● Given records:
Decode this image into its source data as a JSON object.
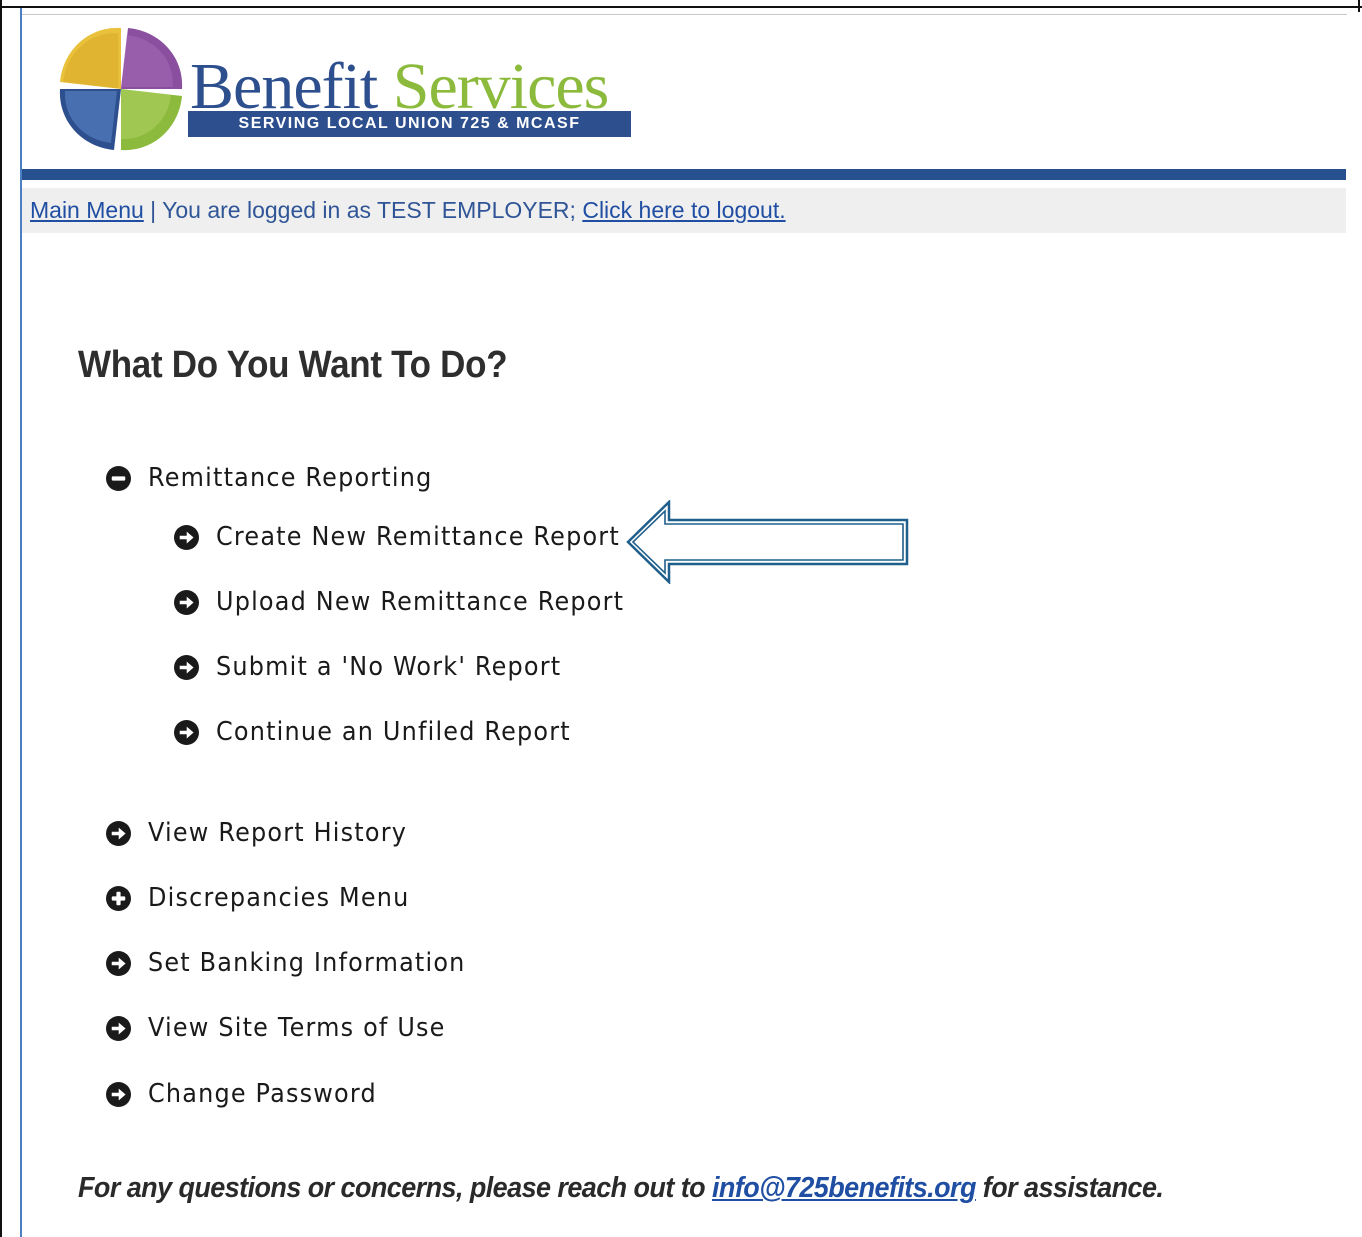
{
  "brand": {
    "word1": "Benefit",
    "word2": "Services",
    "tagline": "SERVING LOCAL UNION 725 & MCASF",
    "colors": {
      "blue": "#2e4f8e",
      "green": "#8cba3c",
      "purple": "#8a4f9e",
      "yellow": "#e9c13b",
      "lightblue": "#5a87c6"
    }
  },
  "topbar": {
    "main_menu": "Main Menu",
    "separator": " | ",
    "logged_in_text": "You are logged in as TEST EMPLOYER; ",
    "logout": "Click here to logout."
  },
  "main": {
    "heading": "What Do You Want To Do?",
    "menu": [
      {
        "label": "Remittance Reporting",
        "icon": "minus-circle-icon"
      },
      {
        "label": "Create New Remittance Report",
        "icon": "arrow-circle-right-icon",
        "highlighted": true
      },
      {
        "label": "Upload New Remittance Report",
        "icon": "arrow-circle-right-icon"
      },
      {
        "label": "Submit a 'No Work' Report",
        "icon": "arrow-circle-right-icon"
      },
      {
        "label": "Continue an Unfiled Report",
        "icon": "arrow-circle-right-icon"
      },
      {
        "label": "View Report History",
        "icon": "arrow-circle-right-icon"
      },
      {
        "label": "Discrepancies Menu",
        "icon": "plus-circle-icon"
      },
      {
        "label": "Set Banking Information",
        "icon": "arrow-circle-right-icon"
      },
      {
        "label": "View Site Terms of Use",
        "icon": "arrow-circle-right-icon"
      },
      {
        "label": "Change Password",
        "icon": "arrow-circle-right-icon"
      }
    ]
  },
  "footer": {
    "prefix": "For any questions or concerns, please reach out to ",
    "email": "info@725benefits.org",
    "suffix": " for assistance."
  },
  "annotation_color": "#1f5f8b"
}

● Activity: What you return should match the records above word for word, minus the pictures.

● Solved exercise:
Decode this image into its source data as a JSON object.
{
  "brand": {
    "word1": "Benefit",
    "word2": "Services",
    "tagline": "SERVING LOCAL UNION 725 & MCASF",
    "colors": {
      "blue": "#2e4f8e",
      "green": "#8cba3c",
      "purple": "#8a4f9e",
      "yellow": "#e9c13b",
      "lightblue": "#5a87c6"
    }
  },
  "topbar": {
    "main_menu": "Main Menu",
    "separator": " | ",
    "logged_in_text": "You are logged in as TEST EMPLOYER; ",
    "logout": "Click here to logout."
  },
  "main": {
    "heading": "What Do You Want To Do?",
    "menu": [
      {
        "label": "Remittance Reporting",
        "icon": "minus-circle-icon"
      },
      {
        "label": "Create New Remittance Report",
        "icon": "arrow-circle-right-icon",
        "highlighted": true
      },
      {
        "label": "Upload New Remittance Report",
        "icon": "arrow-circle-right-icon"
      },
      {
        "label": "Submit a 'No Work' Report",
        "icon": "arrow-circle-right-icon"
      },
      {
        "label": "Continue an Unfiled Report",
        "icon": "arrow-circle-right-icon"
      },
      {
        "label": "View Report History",
        "icon": "arrow-circle-right-icon"
      },
      {
        "label": "Discrepancies Menu",
        "icon": "plus-circle-icon"
      },
      {
        "label": "Set Banking Information",
        "icon": "arrow-circle-right-icon"
      },
      {
        "label": "View Site Terms of Use",
        "icon": "arrow-circle-right-icon"
      },
      {
        "label": "Change Password",
        "icon": "arrow-circle-right-icon"
      }
    ]
  },
  "footer": {
    "prefix": "For any questions or concerns, please reach out to ",
    "email": "info@725benefits.org",
    "suffix": " for assistance."
  },
  "annotation_color": "#1f5f8b"
}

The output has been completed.